## Directions:
Report every line of the data that includes "team".

## Provided material:
+---+

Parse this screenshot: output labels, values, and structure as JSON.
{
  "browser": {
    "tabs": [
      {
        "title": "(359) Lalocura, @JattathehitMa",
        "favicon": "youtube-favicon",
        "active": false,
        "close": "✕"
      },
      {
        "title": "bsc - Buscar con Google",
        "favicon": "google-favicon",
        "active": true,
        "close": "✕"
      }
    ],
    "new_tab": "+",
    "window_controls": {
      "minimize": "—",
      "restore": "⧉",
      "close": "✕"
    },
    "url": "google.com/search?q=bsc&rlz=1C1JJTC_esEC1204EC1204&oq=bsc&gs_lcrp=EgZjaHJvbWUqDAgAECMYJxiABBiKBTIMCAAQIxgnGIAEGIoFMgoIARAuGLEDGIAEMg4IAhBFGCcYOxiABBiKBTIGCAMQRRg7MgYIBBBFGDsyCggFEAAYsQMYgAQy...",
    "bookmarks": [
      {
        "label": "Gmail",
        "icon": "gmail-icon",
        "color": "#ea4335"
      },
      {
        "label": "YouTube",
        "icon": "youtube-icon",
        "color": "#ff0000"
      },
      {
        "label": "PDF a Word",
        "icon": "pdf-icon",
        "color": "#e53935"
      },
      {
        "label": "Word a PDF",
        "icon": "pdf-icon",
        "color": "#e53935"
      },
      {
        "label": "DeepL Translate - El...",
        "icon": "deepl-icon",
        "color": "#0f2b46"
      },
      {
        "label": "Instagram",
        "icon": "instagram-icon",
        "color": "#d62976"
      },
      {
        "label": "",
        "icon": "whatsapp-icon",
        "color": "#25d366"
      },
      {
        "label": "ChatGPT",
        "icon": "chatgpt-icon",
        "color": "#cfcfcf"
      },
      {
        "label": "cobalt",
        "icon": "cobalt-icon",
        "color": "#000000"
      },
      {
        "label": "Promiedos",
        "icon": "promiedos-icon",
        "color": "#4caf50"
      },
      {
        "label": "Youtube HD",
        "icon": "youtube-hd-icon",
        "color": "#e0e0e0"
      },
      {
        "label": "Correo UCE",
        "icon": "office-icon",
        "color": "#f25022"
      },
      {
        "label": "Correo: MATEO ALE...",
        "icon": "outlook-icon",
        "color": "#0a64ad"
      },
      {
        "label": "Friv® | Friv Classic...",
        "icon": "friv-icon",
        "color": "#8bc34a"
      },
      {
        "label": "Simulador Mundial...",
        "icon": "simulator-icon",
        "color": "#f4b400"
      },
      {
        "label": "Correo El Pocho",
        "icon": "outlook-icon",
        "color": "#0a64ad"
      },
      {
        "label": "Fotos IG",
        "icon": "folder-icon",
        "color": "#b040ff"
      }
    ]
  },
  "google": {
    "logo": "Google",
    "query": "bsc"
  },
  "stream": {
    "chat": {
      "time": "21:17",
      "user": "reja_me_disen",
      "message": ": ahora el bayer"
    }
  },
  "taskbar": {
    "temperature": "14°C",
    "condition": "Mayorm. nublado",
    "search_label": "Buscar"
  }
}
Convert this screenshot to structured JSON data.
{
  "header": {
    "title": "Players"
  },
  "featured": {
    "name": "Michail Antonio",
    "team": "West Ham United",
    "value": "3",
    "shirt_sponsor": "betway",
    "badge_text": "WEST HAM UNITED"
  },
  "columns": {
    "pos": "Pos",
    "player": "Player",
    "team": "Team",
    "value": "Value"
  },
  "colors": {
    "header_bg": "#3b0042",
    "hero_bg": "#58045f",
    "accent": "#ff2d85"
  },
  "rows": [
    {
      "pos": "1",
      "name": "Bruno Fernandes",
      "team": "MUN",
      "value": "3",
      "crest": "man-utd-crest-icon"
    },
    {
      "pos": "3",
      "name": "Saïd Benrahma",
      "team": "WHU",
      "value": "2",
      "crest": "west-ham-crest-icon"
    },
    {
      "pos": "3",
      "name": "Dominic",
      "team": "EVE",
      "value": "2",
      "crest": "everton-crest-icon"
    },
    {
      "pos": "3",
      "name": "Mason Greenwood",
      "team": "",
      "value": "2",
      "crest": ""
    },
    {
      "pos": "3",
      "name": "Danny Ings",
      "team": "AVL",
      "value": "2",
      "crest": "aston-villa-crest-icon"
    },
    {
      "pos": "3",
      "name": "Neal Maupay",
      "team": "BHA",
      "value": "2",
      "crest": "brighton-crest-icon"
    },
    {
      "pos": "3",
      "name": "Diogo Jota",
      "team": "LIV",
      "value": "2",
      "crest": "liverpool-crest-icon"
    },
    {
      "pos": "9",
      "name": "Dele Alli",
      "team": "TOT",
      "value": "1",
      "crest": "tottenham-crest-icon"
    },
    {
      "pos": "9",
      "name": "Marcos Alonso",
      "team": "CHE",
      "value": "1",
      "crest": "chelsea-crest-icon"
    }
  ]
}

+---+

## Task output:
    "team": "West Ham United",
    "team": "Team",
      "team": "MUN",
      "team": "WHU",
      "team": "EVE",
      "team": "",
      "team": "AVL",
      "team": "BHA",
      "team": "LIV",
      "team": "TOT",
      "team": "CHE",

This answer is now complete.